Later the same month, another Las Vegas resident filed a separate class action lawsuit against Lumber Liquidators citing similar allegations. Rosie Oakes, her husband and dog allegedly suffered severe respiratory illnesses shortly after installing nearly 700 feet of laminate flooring purchased from the company. The complaint asks Lumber Liquidators to test and — if necessary — remove the tainted flooring.
Also in March, a Fairfax County man filed a class action lawsuit against Lumber Liquidators in U.S. District Court for the Eastern District of Virginia. Plaintiff William Marmonti is seeking compensation for himself and anyone else similarly situated for the cost and installation of the floors, court and attorneys’ fees, loss in home value, as well as all profits and other money Lumber Liquidators earned from their “deceptive, misleading and unlawful conduct.”
Four New Yorkers have filed a class action against Lumber Liquidators in Manhattan Federal Court. The suit accuses the company of failing to warn about the formaldehyde content in its Chinese flooring, and of lying that the floors were CARB complaint.
An securities lawsuit has been filed against the directors of Lumber Liquidators Holdings Inc. on behalf of an investor in Delaware Chancery Court.

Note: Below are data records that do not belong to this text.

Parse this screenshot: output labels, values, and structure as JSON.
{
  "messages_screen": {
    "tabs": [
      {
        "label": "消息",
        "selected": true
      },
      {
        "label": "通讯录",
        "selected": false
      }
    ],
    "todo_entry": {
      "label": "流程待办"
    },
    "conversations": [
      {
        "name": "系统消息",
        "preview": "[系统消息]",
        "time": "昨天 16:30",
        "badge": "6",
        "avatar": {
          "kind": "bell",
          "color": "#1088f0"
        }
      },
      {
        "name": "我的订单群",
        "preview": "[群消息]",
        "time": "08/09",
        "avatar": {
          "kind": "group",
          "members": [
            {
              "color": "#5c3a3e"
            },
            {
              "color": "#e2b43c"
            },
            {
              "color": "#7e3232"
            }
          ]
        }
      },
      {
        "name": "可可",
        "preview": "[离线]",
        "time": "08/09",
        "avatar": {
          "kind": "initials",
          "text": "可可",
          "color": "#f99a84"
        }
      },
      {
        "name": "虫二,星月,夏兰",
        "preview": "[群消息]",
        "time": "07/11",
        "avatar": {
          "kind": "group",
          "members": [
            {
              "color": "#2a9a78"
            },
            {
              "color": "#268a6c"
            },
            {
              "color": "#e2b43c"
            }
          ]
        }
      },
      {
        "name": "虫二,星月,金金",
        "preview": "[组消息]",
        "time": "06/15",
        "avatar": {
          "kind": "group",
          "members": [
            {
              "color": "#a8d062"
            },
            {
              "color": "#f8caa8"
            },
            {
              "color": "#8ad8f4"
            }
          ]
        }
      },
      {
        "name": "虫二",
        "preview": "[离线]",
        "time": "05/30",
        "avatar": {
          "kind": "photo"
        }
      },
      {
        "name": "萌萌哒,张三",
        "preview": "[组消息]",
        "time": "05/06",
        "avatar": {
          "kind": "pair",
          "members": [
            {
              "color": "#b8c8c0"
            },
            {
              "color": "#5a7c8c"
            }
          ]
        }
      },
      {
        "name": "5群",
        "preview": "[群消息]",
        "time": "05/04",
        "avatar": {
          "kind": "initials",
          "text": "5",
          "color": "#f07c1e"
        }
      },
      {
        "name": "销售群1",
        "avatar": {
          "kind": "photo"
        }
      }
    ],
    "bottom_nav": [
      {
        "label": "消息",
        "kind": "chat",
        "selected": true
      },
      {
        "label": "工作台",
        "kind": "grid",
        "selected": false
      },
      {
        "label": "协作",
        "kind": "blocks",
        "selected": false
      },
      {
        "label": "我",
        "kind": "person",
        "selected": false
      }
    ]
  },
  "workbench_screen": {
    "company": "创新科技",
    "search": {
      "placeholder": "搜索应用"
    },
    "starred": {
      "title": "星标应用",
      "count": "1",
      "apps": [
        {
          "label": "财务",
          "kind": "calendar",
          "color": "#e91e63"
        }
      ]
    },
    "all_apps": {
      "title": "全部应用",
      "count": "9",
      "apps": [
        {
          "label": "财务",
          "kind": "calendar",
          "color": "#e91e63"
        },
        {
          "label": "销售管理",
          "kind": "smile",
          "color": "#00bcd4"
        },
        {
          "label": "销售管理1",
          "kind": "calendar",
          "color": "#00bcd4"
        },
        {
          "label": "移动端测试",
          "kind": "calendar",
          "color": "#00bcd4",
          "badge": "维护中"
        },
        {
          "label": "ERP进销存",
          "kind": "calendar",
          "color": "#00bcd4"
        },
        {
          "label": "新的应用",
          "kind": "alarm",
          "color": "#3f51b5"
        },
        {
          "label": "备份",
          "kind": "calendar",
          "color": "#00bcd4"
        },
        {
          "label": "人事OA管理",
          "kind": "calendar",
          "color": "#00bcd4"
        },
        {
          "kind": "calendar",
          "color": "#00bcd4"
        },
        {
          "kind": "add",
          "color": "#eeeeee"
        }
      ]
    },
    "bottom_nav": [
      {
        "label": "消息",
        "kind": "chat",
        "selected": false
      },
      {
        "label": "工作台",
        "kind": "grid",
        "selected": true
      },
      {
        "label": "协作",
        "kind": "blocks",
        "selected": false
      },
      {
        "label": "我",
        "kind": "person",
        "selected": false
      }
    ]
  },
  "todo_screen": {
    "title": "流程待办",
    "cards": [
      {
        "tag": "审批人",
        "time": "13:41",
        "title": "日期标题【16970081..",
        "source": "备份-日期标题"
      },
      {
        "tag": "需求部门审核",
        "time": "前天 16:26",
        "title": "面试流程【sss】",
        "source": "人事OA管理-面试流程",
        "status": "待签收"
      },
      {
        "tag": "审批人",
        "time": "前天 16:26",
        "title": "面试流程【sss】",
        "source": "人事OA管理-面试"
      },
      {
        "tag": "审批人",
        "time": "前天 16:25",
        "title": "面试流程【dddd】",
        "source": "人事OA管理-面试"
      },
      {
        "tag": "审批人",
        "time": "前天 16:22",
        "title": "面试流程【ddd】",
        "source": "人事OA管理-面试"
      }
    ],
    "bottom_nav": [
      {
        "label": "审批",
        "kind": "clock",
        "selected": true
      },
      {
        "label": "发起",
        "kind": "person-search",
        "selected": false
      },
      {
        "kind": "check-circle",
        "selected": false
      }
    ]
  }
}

The complaint accuses the board of engaging in insider trading by selling shares while knowing the company faced imminent criminal charges over importing Chinese flooring that came from illegally sourced trees in Russia.
According to the lawsuit, Thomas Sullivan, Lumber Liquidators’ founder and chairman, along with CEO Robert Lynch, used non-public information to decide when to sell a combined $19 million worth of the company’s stock.
The board’s stock sales “were unusual and well-timed; to take advantage of the inflated stock price before the true facts regarding the company’s operations were revealed to the market,” James Costello, a Lumber Liquidators shareholder, said in the suit.
Specifically, Sullivan and Lynch have been accused of selling a large portion of their shares in the months before a raid of the company’s offices and a retail outlet in 2013. Federal agents were looking for evidence that Lumber Liquidators obtained illegal Russian lumber purchased through Chinese sources, according to the lawsuit.
The complaint further accuses the board of failing to properly oversee Sullivan’s and Lynch’s stock sales, and of allowing them and other company executives to become “unjustly enriched” by them.
False Advertising Lawsuit
A Virginia woman is suing Lumber Liquidators over allegations that the company falsely advertised its Chinese laminate flooring as being complaint with formaldehyde emissions standards. Plaintiff Genevieve Baldwin alleges that LL’s claims that its Chinese flooring complied with emissions standards are false, as the products have been found to emit formaldehyde levels in excess of legally permissible limits, and that the company also failed to disclose the toxic formaldehyde risk to consumers.